We started with the tastiest beet ever. Instead of steaming the beets, this time we pressure cooked them for 45 minutes. We have found that beets, especially when they are to be dehydrated, should be well cooked. Once the beets had finished cooking and cooled to room temperature we peeled them and dehydrated them for 12 hours. The exterior became dry and leathery. The inside was semi-soft. We put the still warm beets into a zip top bag and closed it. The residual heat generates steam, which softens the chewy skin that formed on the outside of the vegetable.
As we pulled the beets out of the bag to begin working with them we were struck by the difference between the outer skin and the interior. What if we made the inside even softer? We would have a beet ravioli. We gently massaged the beets with our fingers, breaking up the rest of the insides so the beet felt like a weird stress ball. With the beet ravioli in hand we still felt somewhat incomplete. We felt sure that we could fill it with with something delicious to complement the flavor of the beet.
We seasoned vanilla yogurt with 0.5% salt and filled a large syringe. Then we poked a small hole in the beet and injected the yogurt. The beet filled up like a water balloon. We removed the syringe and wiped the injection point clean. We patted it dry.
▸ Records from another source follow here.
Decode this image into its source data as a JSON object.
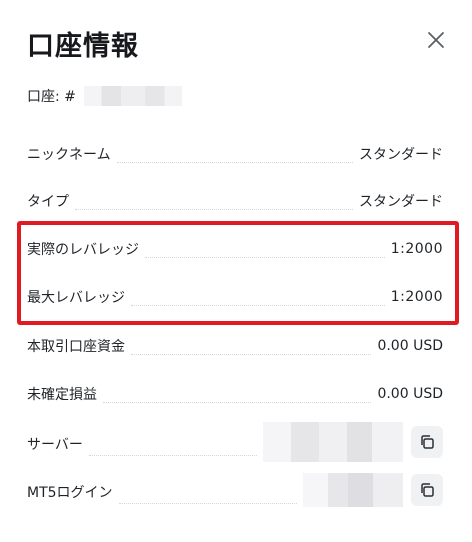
{
  "header": {
    "title": "口座情報",
    "close_icon": "close-icon"
  },
  "account": {
    "label": "口座: #"
  },
  "rows": [
    {
      "label": "ニックネーム",
      "value": "スタンダード"
    },
    {
      "label": "タイプ",
      "value": "スタンダード"
    },
    {
      "label": "実際のレバレッジ",
      "value": "1:2000"
    },
    {
      "label": "最大レバレッジ",
      "value": "1:2000"
    },
    {
      "label": "本取引口座資金",
      "value": "0.00 USD"
    },
    {
      "label": "未確定損益",
      "value": "0.00 USD"
    },
    {
      "label": "サーバー"
    },
    {
      "label": "MT5ログイン"
    }
  ],
  "colors": {
    "highlight_border": "#e01a22",
    "copy_button_bg": "#f0f1f3"
  },
  "icons": {
    "copy": "copy-icon"
  }
}
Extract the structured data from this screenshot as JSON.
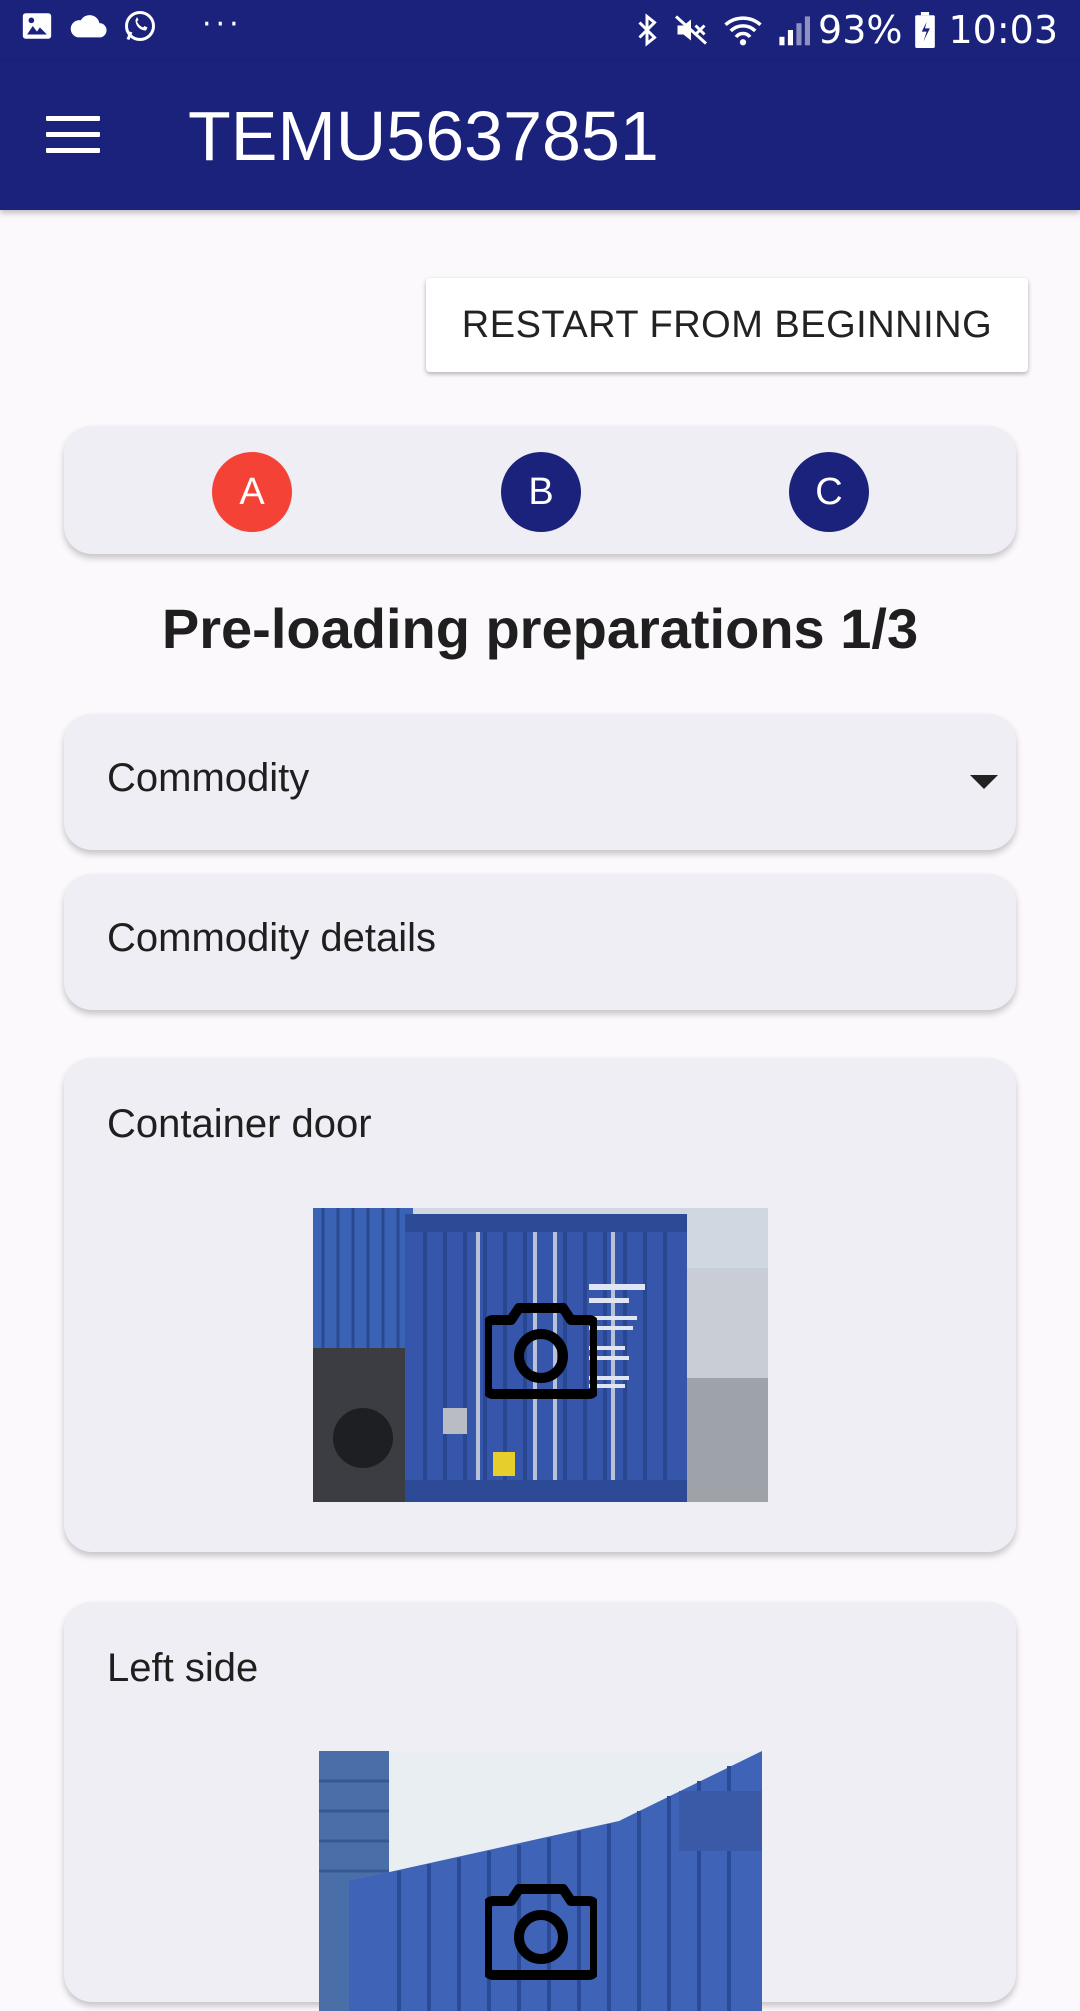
{
  "status_bar": {
    "battery": "93%",
    "time": "10:03",
    "more": "···"
  },
  "app_bar": {
    "title": "TEMU5637851"
  },
  "actions": {
    "restart_label": "RESTART FROM BEGINNING"
  },
  "stepper": {
    "steps": [
      {
        "label": "A",
        "color": "#f44336"
      },
      {
        "label": "B",
        "color": "#1b227c"
      },
      {
        "label": "C",
        "color": "#1b227c"
      }
    ]
  },
  "section": {
    "title": "Pre-loading preparations 1/3"
  },
  "form": {
    "commodity_label": "Commodity",
    "commodity_details_label": "Commodity details"
  },
  "photos": [
    {
      "label": "Container door",
      "icon": "camera-icon"
    },
    {
      "label": "Left side",
      "icon": "camera-icon"
    }
  ],
  "colors": {
    "primary": "#1b227c",
    "active_step": "#f44336",
    "card_bg": "#efeef5"
  }
}
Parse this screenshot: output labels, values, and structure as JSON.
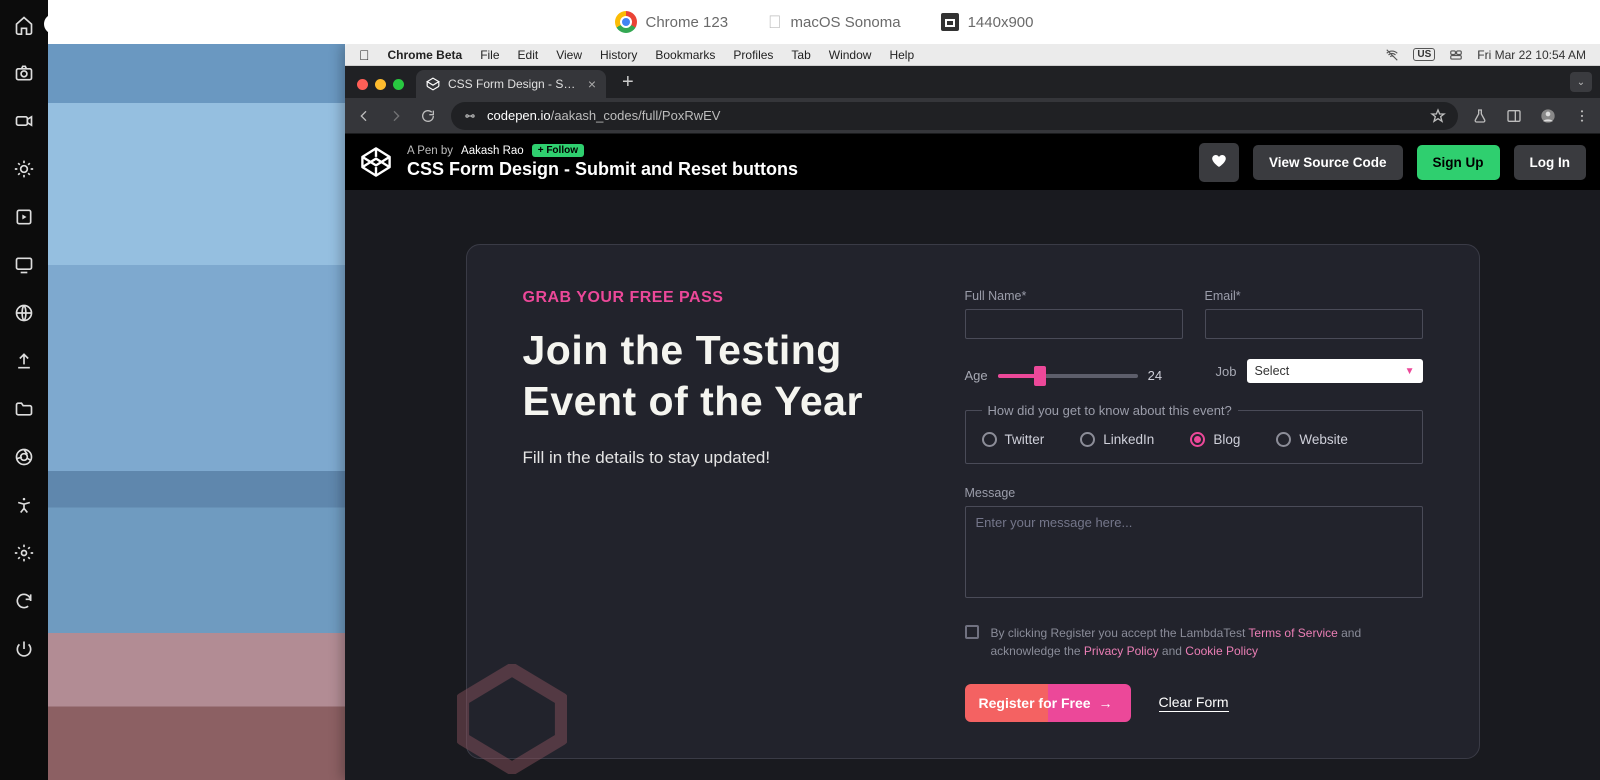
{
  "metabar": {
    "chrome": "Chrome 123",
    "os": "macOS Sonoma",
    "resolution": "1440x900"
  },
  "mac_menu": {
    "app": "Chrome Beta",
    "items": [
      "File",
      "Edit",
      "View",
      "History",
      "Bookmarks",
      "Profiles",
      "Tab",
      "Window",
      "Help"
    ],
    "lang": "US",
    "clock": "Fri Mar 22  10:54 AM"
  },
  "browser": {
    "tab_title": "CSS Form Design - Submit a",
    "url_host": "codepen.io",
    "url_path": "/aakash_codes/full/PoxRwEV"
  },
  "pen_header": {
    "byline_prefix": "A Pen by",
    "author": "Aakash Rao",
    "follow": "+ Follow",
    "title": "CSS Form Design - Submit and Reset buttons",
    "view_source": "View Source Code",
    "signup": "Sign Up",
    "login": "Log In"
  },
  "form": {
    "eyebrow": "GRAB YOUR FREE PASS",
    "heading": "Join the Testing Event of the Year",
    "sub": "Fill in the details to stay updated!",
    "fullname_label": "Full Name*",
    "email_label": "Email*",
    "age_label": "Age",
    "age_value": "24",
    "job_label": "Job",
    "job_select": "Select",
    "radio_legend": "How did you get to know about this event?",
    "radios": [
      "Twitter",
      "LinkedIn",
      "Blog",
      "Website"
    ],
    "radio_selected": "Blog",
    "message_label": "Message",
    "message_placeholder": "Enter your message here...",
    "terms_pre": "By clicking Register you accept the LambdaTest ",
    "terms_tos": "Terms of Service",
    "terms_mid1": " and acknowledge the ",
    "terms_privacy": "Privacy Policy",
    "terms_mid2": " and ",
    "terms_cookie": "Cookie Policy",
    "register": "Register for Free",
    "clear": "Clear Form"
  }
}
We placed the beet on a plate, sprinkled on Murray River salt, and then spooned Concord Concentr8 over the top. With a knife and fork we popped the balloon and indulged.